  • Editor: Jim Wilson; NASA Official: Brian Dunbar; Title: Pulsed Plasma Thrusters; From NASA fact sheets (available on Internet); Last updated Mar. 17, 2006.
  • Publication Titled: Bypass Gap, by GE Transmission, Distribution & Industrial Systems, regarding Series Compensation Systems, dated Nov. 14, 1999.
  • Search Report and Written Opinion from corresponding EP Application No. 08154225.0-1226 dated May 11, 2012.

Patent History

Patent number: 8742282
Type: Grant
Filed: Apr 16, 2007
Date of Patent: Jun 3, 2014
Patent Publication Number: 20080253040

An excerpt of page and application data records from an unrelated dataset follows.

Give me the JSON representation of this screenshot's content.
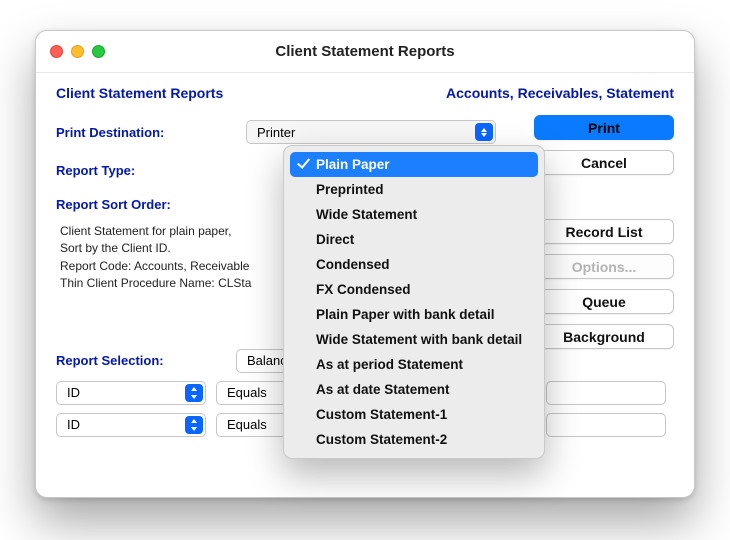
{
  "window": {
    "title": "Client Statement Reports"
  },
  "header": {
    "left": "Client Statement Reports",
    "right": "Accounts, Receivables, Statement"
  },
  "labels": {
    "print_destination": "Print Destination:",
    "report_type": "Report Type:",
    "report_sort_order": "Report Sort Order:",
    "report_selection": "Report Selection:"
  },
  "fields": {
    "print_destination": "Printer",
    "selection_main": "Balance",
    "filter1_field": "ID",
    "filter1_op": "Equals",
    "filter2_field": "ID",
    "filter2_op": "Equals"
  },
  "description": {
    "l1": "Client Statement for plain paper,",
    "l2": "Sort by the Client ID.",
    "l3": "Report Code: Accounts, Receivable",
    "l4": "Thin Client Procedure Name: CLSta"
  },
  "buttons": {
    "print": "Print",
    "cancel": "Cancel",
    "record_list": "Record List",
    "options": "Options...",
    "queue": "Queue",
    "background": "Background"
  },
  "menu": {
    "selected": "Plain Paper",
    "items": [
      "Plain Paper",
      "Preprinted",
      "Wide Statement",
      "Direct",
      "Condensed",
      "FX Condensed",
      "Plain Paper with bank detail",
      "Wide Statement with bank detail",
      "As at period Statement",
      "As at date Statement",
      "Custom Statement-1",
      "Custom Statement-2"
    ]
  }
}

Assignee: General Electric Company (Niskayuna, NY)
Inventors: Thangavelu Asokan (Karnataka), Gopichand Bopparaju (Karnataka), Adnan Kutubuddin Bohori (Karnataka)
Primary Examiner: Dana Ross
Assistant Examiner: Ket D Dang
Application Number: 11/735,673